**What this task involves**
List, from the lines below, each one with "phone" in it.

**Material supplied**
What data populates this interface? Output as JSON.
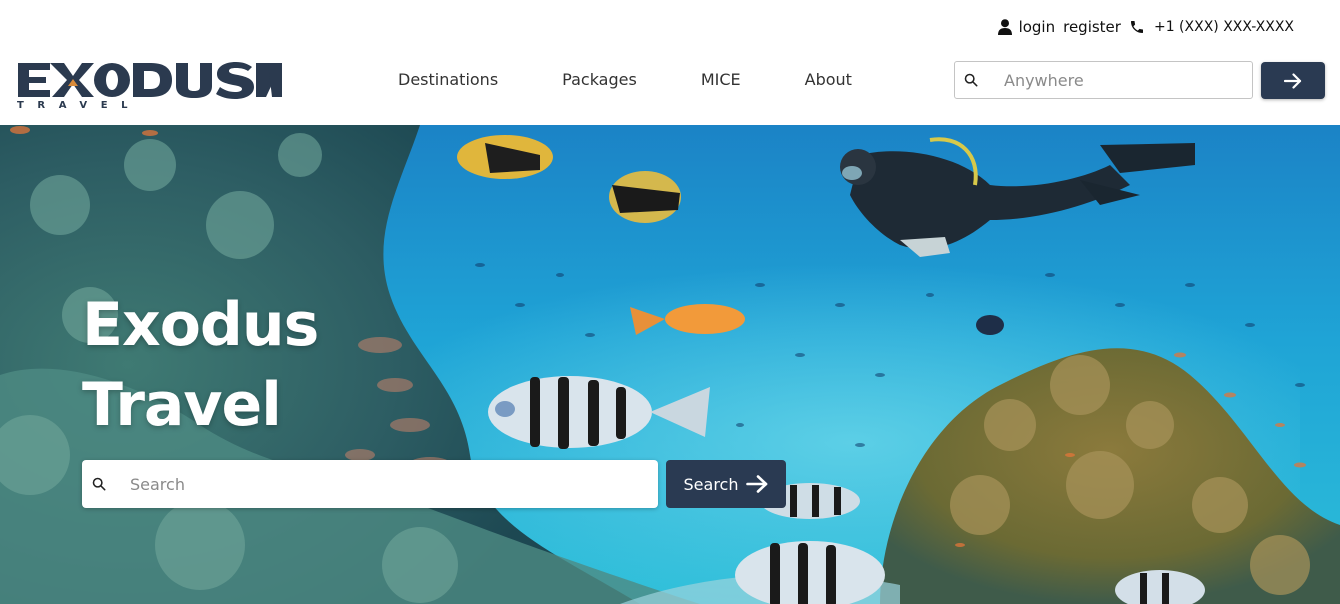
{
  "topbar": {
    "login": "login",
    "register": "register",
    "phone": "+1 (XXX) XXX-XXXX",
    "icons": {
      "user": "user-icon",
      "phone": "phone-icon"
    }
  },
  "brand": {
    "name": "EXODUS",
    "tagline": "TRAVEL",
    "primary_color": "#2b3a4f",
    "accent_color": "#d98b3a"
  },
  "nav": {
    "items": [
      {
        "label": "Destinations"
      },
      {
        "label": "Packages"
      },
      {
        "label": "MICE"
      },
      {
        "label": "About"
      }
    ]
  },
  "header_search": {
    "placeholder": "Anywhere",
    "icon": "search-icon",
    "submit_icon": "arrow-right-icon"
  },
  "hero": {
    "title_line1": "Exodus",
    "title_line2": "Travel",
    "search_placeholder": "Search",
    "search_button": "Search",
    "background": "underwater coral reef photo"
  },
  "colors": {
    "button_bg": "#2a3a52",
    "text_white": "#ffffff"
  }
}
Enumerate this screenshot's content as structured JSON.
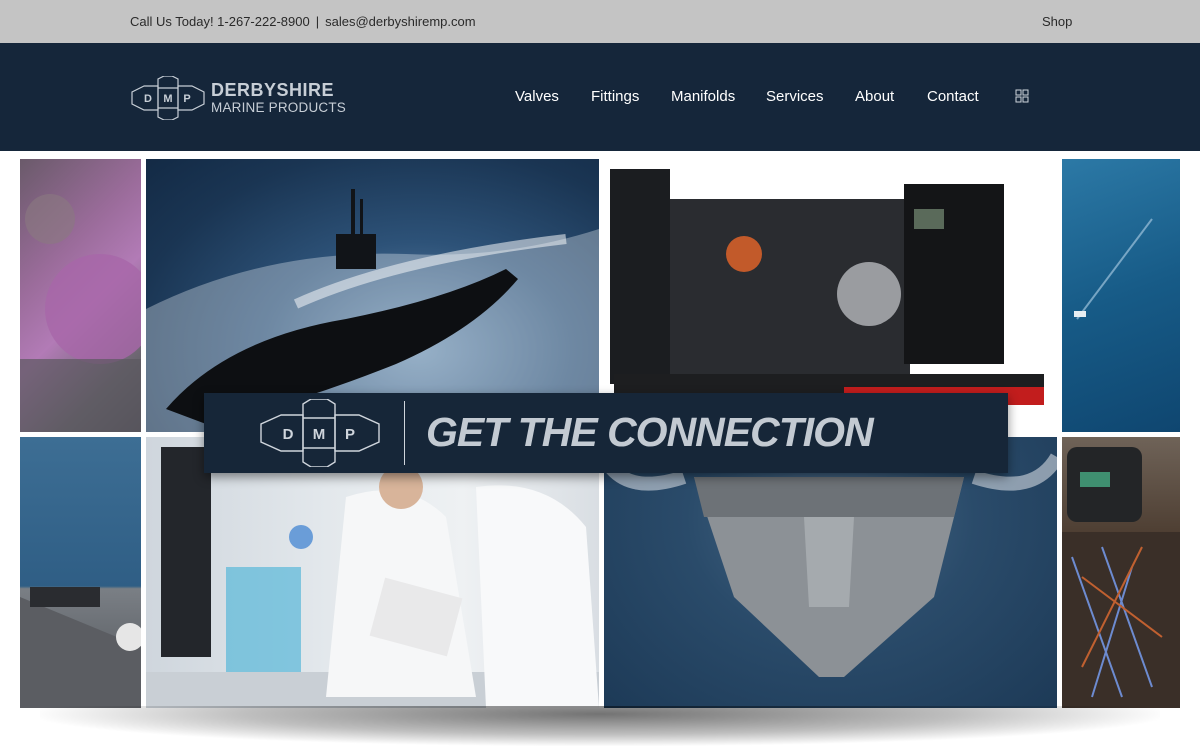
{
  "topbar": {
    "phone": "Call Us Today! 1-267-222-8900",
    "separator": "|",
    "email": "sales@derbyshiremp.com",
    "shop": "Shop"
  },
  "brand": {
    "name": "DERBYSHIRE",
    "sub": "MARINE PRODUCTS",
    "mark": [
      "D",
      "M",
      "P"
    ]
  },
  "nav": {
    "items": [
      {
        "label": "Valves"
      },
      {
        "label": "Fittings"
      },
      {
        "label": "Manifolds"
      },
      {
        "label": "Services"
      },
      {
        "label": "About"
      },
      {
        "label": "Contact"
      }
    ],
    "extra_icon": "grid-icon"
  },
  "banner": {
    "tagline": "GET THE CONNECTION"
  },
  "collage": {
    "tiles": [
      "engine-machinery-image",
      "submarine-image",
      "generator-image",
      "ocean-ship-image",
      "carrier-deck-image",
      "laboratory-image",
      "warship-image",
      "control-panel-image"
    ]
  },
  "colors": {
    "topbar": "#c4c4c4",
    "header": "#15263a",
    "banner": "#162638",
    "logo_text": "#c7ced6"
  }
}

**Answer**
    "phone": "+1 (XXX) XXX-XXXX",
      "phone": "phone-icon"
    "phone": "Call Us Today! 1-267-222-8900",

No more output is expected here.